Thermal inertia of a pebble-pile comet 67P/Churyumov-Gerasimenko
Arakawa Sota (postdoc, NAOJ)
The Rosetta mission to comet 67P/Churyumov-Gerasimenko has provided plenty of data to understand what comets are made of.
The weak tensile strength of the cometary surface materials suggests that comets are hierarchical dust aggregates formed through gravitational collapse of a bound clump of small dust aggregates so-called pebbles in the gaseous solar nebula.
Since pebbles are the building blocks of comets, which are the survivors of planetesimals in the solar nebula, estimating the size of pebbles using a combination of thermal observations and numerical calculations is of great importance to understand the planet formation in the outer solar system.
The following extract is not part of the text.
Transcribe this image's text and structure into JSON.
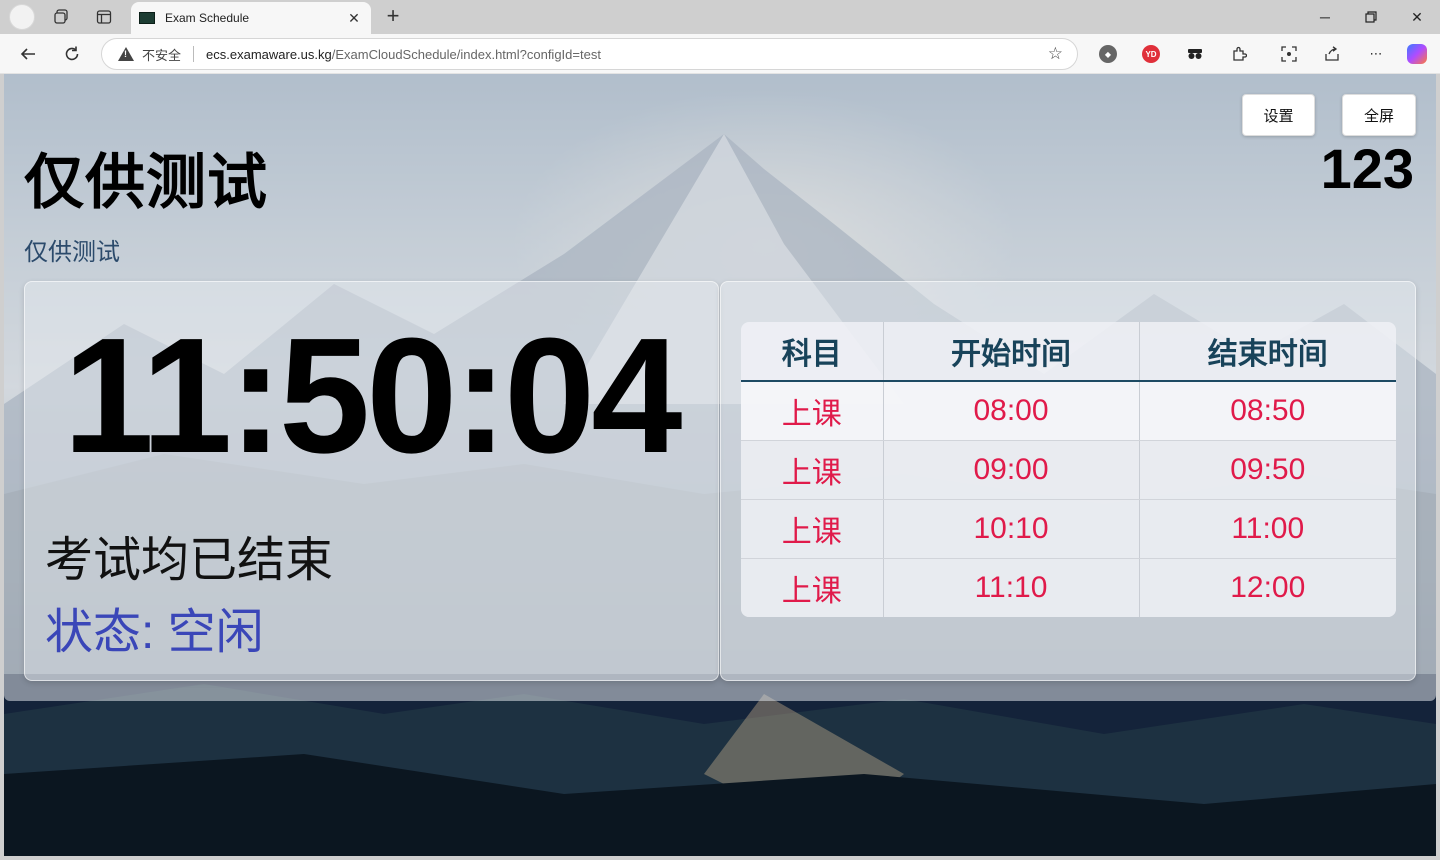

In this study, we calculated the thermal inertia and the diurnal skin depth of the hierarchical aggregates of pebbles.
We found that the thermal inertia of the comet 67P/Churyumov–Gerasimenko is consistent with the hierarchical aggregate of cm- or dm-sized pebbles.
In contrast, the observed temperature dependence of the thermal inertia is inconsistent with the hierarchical aggregate of mm-sized pebbles.
Our findings indicate that the icy planetesimals might have formed via accretion of cm- or dm-sized compressed dust aggregates in the solar nebula.